TASK OBJECTIVE →
Please look for the string "title" below and report every line in which it occurs.

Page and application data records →
--- START ---

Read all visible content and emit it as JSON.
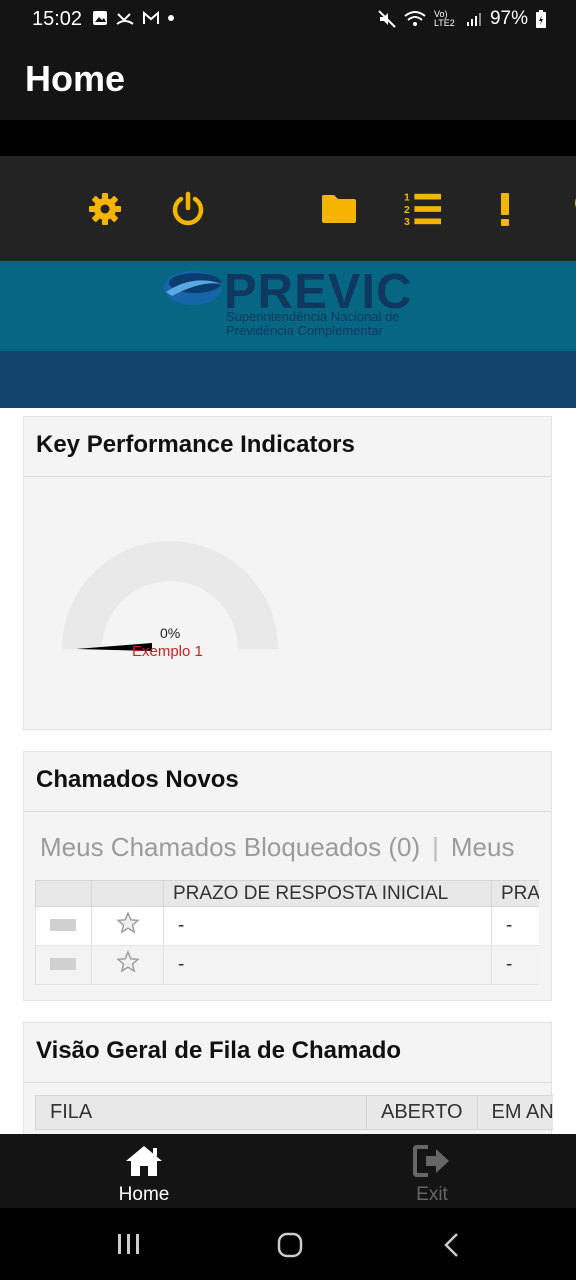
{
  "status_bar": {
    "time": "15:02",
    "network": "Vo) LTE2",
    "battery": "97%"
  },
  "app_bar": {
    "title": "Home"
  },
  "toolbar": {
    "icons": [
      "gear-icon",
      "power-icon",
      "folder-icon",
      "numbered-list-icon",
      "exclamation-icon",
      "lightbulb-icon"
    ],
    "accent": "#f5b400"
  },
  "banner": {
    "logo_word": "PREVIC",
    "logo_sub_1": "Superintendência Nacional de",
    "logo_sub_2": "Previdência Complementar"
  },
  "kpi": {
    "title": "Key Performance Indicators",
    "gauge_value": "0%",
    "gauge_percent": 0,
    "gauge_label": "Exemplo 1"
  },
  "chamados": {
    "title": "Chamados Novos",
    "tabs": [
      "Meus Chamados Bloqueados (0)",
      "Meus"
    ],
    "columns": [
      "",
      "",
      "PRAZO DE RESPOSTA INICIAL",
      "PRA"
    ],
    "rows": [
      {
        "col3": "-",
        "col4": "-"
      },
      {
        "col3": "-",
        "col4": "-"
      }
    ]
  },
  "visao": {
    "title": "Visão Geral de Fila de Chamado",
    "columns": [
      "FILA",
      "ABERTO",
      "EM AN"
    ]
  },
  "bottom_nav": {
    "home": "Home",
    "exit": "Exit"
  }
}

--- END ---

SOLUTION →
    "title": "Home"
    "title": "Key Performance Indicators",
    "title": "Chamados Novos",
    "title": "Visão Geral de Fila de Chamado",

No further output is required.